Exercise goal :: Every line that appears in the listing is to be set down verbatim.

Excerpted records ::
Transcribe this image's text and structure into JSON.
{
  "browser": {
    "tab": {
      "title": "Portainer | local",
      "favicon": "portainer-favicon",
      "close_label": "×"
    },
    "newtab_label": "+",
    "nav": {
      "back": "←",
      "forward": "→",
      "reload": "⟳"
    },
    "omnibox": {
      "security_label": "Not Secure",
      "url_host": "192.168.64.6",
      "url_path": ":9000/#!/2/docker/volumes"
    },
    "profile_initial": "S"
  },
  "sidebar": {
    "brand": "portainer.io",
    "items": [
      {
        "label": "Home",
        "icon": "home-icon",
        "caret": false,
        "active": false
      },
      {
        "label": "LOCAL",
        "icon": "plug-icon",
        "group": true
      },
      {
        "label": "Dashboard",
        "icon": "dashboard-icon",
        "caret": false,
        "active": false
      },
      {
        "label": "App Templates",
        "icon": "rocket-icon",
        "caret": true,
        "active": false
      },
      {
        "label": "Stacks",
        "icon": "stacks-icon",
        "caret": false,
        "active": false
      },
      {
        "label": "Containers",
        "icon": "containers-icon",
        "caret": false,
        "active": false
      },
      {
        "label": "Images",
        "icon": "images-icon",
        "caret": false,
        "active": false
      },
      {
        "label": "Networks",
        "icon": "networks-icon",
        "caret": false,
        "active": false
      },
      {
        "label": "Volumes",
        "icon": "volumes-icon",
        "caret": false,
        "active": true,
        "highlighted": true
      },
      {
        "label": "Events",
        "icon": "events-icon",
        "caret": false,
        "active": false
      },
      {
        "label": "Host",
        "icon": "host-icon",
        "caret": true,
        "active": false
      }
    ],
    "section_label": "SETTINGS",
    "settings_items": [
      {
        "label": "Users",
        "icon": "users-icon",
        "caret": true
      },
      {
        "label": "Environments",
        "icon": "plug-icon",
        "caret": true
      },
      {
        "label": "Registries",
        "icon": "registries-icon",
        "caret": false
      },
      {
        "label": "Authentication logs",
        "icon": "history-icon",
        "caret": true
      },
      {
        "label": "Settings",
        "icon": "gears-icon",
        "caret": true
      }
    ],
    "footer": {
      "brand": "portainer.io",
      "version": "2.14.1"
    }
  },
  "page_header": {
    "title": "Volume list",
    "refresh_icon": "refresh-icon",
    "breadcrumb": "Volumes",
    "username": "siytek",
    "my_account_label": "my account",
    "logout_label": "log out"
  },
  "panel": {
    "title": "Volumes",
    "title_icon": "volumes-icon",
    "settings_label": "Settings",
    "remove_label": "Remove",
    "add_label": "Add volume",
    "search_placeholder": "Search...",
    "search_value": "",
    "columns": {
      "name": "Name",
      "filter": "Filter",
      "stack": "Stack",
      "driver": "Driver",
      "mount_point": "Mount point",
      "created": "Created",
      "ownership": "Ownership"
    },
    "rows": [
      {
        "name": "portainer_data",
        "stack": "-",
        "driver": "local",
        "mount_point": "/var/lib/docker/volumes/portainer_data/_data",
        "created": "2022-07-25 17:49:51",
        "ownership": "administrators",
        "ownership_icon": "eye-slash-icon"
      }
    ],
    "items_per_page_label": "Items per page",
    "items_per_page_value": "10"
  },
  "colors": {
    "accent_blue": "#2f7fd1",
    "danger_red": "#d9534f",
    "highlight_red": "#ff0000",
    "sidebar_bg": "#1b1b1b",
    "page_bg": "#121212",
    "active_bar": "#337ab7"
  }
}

Answer space ::
Transcribe this image's text and structure into JSON.
{
  "browser": {
    "tab": {
      "title": "Portainer | local",
      "favicon": "portainer-favicon",
      "close_label": "×"
    },
    "newtab_label": "+",
    "nav": {
      "back": "←",
      "forward": "→",
      "reload": "⟳"
    },
    "omnibox": {
      "security_label": "Not Secure",
      "url_host": "192.168.64.6",
      "url_path": ":9000/#!/2/docker/volumes"
    },
    "profile_initial": "S"
  },
  "sidebar": {
    "brand": "portainer.io",
    "items": [
      {
        "label": "Home",
        "icon": "home-icon",
        "caret": false,
        "active": false
      },
      {
        "label": "LOCAL",
        "icon": "plug-icon",
        "group": true
      },
      {
        "label": "Dashboard",
        "icon": "dashboard-icon",
        "caret": false,
        "active": false
      },
      {
        "label": "App Templates",
        "icon": "rocket-icon",
        "caret": true,
        "active": false
      },
      {
        "label": "Stacks",
        "icon": "stacks-icon",
        "caret": false,
        "active": false
      },
      {
        "label": "Containers",
        "icon": "containers-icon",
        "caret": false,
        "active": false
      },
      {
        "label": "Images",
        "icon": "images-icon",
        "caret": false,
        "active": false
      },
      {
        "label": "Networks",
        "icon": "networks-icon",
        "caret": false,
        "active": false
      },
      {
        "label": "Volumes",
        "icon": "volumes-icon",
        "caret": false,
        "active": true,
        "highlighted": true
      },
      {
        "label": "Events",
        "icon": "events-icon",
        "caret": false,
        "active": false
      },
      {
        "label": "Host",
        "icon": "host-icon",
        "caret": true,
        "active": false
      }
    ],
    "section_label": "SETTINGS",
    "settings_items": [
      {
        "label": "Users",
        "icon": "users-icon",
        "caret": true
      },
      {
        "label": "Environments",
        "icon": "plug-icon",
        "caret": true
      },
      {
        "label": "Registries",
        "icon": "registries-icon",
        "caret": false
      },
      {
        "label": "Authentication logs",
        "icon": "history-icon",
        "caret": true
      },
      {
        "label": "Settings",
        "icon": "gears-icon",
        "caret": true
      }
    ],
    "footer": {
      "brand": "portainer.io",
      "version": "2.14.1"
    }
  },
  "page_header": {
    "title": "Volume list",
    "refresh_icon": "refresh-icon",
    "breadcrumb": "Volumes",
    "username": "siytek",
    "my_account_label": "my account",
    "logout_label": "log out"
  },
  "panel": {
    "title": "Volumes",
    "title_icon": "volumes-icon",
    "settings_label": "Settings",
    "remove_label": "Remove",
    "add_label": "Add volume",
    "search_placeholder": "Search...",
    "search_value": "",
    "columns": {
      "name": "Name",
      "filter": "Filter",
      "stack": "Stack",
      "driver": "Driver",
      "mount_point": "Mount point",
      "created": "Created",
      "ownership": "Ownership"
    },
    "rows": [
      {
        "name": "portainer_data",
        "stack": "-",
        "driver": "local",
        "mount_point": "/var/lib/docker/volumes/portainer_data/_data",
        "created": "2022-07-25 17:49:51",
        "ownership": "administrators",
        "ownership_icon": "eye-slash-icon"
      }
    ],
    "items_per_page_label": "Items per page",
    "items_per_page_value": "10"
  },
  "colors": {
    "accent_blue": "#2f7fd1",
    "danger_red": "#d9534f",
    "highlight_red": "#ff0000",
    "sidebar_bg": "#1b1b1b",
    "page_bg": "#121212",
    "active_bar": "#337ab7"
  }
}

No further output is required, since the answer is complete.